(Data for this task Opens)

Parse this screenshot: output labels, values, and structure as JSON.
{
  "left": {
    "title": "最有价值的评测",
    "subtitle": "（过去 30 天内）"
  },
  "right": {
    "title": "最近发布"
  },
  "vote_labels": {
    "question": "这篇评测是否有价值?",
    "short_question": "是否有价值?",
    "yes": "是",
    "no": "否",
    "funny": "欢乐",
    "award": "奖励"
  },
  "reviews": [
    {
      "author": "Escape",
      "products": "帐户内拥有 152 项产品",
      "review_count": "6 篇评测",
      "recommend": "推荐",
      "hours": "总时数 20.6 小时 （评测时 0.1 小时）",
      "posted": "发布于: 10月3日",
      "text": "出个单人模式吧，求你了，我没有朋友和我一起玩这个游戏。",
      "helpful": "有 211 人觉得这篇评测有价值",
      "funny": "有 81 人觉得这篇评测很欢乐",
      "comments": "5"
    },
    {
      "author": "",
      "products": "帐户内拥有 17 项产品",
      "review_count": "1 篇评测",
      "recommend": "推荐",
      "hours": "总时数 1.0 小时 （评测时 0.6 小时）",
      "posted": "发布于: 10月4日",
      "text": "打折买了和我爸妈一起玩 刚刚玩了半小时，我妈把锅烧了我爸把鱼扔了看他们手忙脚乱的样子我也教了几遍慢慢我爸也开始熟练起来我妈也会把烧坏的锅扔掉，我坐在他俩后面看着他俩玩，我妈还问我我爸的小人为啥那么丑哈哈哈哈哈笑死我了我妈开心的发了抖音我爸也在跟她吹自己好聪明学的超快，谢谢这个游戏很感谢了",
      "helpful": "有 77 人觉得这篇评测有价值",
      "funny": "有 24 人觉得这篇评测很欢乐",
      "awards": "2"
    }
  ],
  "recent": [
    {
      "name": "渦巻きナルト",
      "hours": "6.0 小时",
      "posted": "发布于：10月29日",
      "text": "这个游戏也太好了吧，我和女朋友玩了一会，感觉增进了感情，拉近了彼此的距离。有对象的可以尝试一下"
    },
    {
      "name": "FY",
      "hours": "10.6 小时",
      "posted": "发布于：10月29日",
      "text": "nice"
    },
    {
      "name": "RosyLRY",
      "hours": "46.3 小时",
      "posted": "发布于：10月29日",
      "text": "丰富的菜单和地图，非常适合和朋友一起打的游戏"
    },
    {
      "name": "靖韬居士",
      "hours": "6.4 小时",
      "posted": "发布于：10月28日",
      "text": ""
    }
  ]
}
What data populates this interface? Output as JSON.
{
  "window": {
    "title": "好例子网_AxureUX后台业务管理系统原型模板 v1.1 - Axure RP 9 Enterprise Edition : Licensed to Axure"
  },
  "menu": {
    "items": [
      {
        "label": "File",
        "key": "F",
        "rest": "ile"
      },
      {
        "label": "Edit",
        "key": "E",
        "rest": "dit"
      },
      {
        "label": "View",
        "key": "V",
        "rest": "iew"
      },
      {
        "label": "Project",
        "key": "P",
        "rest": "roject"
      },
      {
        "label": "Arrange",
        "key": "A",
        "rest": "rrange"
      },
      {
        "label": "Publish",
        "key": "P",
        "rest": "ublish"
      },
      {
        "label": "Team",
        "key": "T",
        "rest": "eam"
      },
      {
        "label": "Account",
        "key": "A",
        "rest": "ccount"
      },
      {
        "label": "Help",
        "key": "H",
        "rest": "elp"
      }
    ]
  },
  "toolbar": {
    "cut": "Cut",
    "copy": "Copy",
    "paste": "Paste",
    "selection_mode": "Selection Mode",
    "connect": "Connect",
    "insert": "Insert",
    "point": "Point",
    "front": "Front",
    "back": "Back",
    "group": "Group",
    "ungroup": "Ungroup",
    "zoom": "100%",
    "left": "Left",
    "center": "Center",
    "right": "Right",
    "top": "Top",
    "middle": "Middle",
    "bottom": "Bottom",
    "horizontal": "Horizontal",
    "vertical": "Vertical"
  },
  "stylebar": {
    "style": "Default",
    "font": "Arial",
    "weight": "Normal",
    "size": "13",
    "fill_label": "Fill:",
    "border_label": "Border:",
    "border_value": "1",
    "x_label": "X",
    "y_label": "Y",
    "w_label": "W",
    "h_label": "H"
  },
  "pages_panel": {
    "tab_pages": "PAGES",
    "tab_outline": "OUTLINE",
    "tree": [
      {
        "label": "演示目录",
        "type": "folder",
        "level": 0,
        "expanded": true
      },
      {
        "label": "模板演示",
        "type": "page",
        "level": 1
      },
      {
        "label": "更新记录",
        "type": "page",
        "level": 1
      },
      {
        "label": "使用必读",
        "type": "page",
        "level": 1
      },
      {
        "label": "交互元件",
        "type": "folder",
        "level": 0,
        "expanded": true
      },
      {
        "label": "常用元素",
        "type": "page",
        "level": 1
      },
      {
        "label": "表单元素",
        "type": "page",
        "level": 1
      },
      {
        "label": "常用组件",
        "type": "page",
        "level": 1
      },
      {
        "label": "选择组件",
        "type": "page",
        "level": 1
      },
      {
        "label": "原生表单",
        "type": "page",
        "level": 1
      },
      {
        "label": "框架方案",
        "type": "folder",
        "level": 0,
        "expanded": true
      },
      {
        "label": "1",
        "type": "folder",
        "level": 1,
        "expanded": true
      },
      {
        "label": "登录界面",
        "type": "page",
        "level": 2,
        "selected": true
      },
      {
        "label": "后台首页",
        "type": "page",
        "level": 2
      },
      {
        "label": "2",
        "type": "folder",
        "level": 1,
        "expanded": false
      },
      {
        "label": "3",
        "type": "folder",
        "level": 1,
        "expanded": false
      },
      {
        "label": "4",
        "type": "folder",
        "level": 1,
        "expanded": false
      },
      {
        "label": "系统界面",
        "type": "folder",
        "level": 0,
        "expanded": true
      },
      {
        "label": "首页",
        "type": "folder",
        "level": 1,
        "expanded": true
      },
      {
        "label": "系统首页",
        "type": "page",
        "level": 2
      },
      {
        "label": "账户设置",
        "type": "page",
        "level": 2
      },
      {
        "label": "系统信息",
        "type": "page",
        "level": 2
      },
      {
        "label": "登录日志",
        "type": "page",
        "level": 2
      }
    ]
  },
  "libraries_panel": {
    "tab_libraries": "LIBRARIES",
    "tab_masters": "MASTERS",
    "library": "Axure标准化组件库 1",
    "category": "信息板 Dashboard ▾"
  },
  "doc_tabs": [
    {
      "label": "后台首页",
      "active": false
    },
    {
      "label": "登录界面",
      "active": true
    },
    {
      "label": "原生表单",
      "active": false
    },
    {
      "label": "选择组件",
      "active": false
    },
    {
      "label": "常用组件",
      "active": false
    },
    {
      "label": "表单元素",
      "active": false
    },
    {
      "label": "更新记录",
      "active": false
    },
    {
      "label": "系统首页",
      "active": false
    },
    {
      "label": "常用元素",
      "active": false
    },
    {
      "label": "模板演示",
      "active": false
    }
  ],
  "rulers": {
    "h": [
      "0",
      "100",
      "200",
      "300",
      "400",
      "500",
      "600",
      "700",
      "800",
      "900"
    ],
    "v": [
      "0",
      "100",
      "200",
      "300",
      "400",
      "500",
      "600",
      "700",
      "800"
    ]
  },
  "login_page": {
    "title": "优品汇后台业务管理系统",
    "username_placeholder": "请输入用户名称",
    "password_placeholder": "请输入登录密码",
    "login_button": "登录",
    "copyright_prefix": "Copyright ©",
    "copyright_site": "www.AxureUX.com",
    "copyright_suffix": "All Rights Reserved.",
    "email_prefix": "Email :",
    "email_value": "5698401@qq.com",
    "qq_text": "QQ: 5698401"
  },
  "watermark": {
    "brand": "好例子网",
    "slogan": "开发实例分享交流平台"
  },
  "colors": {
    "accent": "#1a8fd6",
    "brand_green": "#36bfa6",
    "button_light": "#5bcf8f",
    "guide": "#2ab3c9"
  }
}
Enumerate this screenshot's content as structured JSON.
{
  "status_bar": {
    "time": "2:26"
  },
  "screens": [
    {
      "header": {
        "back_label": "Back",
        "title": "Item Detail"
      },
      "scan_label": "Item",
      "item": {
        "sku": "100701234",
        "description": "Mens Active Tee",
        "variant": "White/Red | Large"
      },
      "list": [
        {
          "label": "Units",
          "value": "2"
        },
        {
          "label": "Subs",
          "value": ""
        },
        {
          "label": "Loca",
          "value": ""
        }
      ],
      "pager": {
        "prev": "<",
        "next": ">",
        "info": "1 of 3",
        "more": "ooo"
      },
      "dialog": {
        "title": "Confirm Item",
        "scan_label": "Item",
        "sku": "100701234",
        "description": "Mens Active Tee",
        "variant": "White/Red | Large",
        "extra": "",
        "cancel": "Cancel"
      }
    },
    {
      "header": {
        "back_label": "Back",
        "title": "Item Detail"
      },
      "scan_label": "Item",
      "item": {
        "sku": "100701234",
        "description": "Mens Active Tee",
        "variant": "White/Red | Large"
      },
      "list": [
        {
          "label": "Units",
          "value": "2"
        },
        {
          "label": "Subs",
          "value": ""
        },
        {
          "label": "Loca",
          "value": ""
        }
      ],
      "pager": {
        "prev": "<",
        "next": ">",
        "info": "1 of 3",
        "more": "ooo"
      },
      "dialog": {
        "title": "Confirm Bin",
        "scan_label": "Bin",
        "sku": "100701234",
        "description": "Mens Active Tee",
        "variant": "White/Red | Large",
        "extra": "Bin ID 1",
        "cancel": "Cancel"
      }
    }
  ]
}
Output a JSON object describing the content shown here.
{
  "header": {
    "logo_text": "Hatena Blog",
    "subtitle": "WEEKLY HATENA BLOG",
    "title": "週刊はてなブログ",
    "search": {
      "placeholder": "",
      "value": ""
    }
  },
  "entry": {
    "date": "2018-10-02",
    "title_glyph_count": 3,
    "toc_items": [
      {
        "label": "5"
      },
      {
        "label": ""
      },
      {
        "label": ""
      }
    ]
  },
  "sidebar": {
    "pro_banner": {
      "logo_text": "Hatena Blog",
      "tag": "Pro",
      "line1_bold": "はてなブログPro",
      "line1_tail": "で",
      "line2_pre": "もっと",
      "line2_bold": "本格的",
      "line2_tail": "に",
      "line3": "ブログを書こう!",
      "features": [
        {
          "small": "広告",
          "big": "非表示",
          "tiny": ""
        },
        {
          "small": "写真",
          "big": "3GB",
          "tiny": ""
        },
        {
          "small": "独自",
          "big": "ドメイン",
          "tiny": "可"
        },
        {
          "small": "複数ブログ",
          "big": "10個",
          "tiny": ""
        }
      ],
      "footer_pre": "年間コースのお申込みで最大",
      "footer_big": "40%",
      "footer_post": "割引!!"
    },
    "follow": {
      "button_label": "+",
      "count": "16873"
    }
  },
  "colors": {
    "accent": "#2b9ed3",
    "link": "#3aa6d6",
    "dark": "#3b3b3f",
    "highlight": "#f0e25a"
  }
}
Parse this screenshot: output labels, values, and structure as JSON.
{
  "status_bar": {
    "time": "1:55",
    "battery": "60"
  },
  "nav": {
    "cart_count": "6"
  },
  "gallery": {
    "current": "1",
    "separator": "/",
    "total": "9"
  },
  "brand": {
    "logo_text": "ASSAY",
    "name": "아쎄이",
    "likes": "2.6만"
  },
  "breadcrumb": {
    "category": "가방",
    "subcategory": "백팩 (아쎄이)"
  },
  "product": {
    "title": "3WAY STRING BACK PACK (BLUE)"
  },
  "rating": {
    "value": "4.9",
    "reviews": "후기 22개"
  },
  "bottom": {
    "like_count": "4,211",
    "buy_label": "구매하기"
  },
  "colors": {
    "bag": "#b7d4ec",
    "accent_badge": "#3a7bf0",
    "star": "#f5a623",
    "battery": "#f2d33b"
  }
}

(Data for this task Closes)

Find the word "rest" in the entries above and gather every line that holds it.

- **Expected answer**
        "rest": "ile"
        "rest": "dit"
        "rest": "iew"
        "rest": "roject"
        "rest": "rrange"
        "rest": "ublish"
        "rest": "eam"
        "rest": "ccount"
        "rest": "elp"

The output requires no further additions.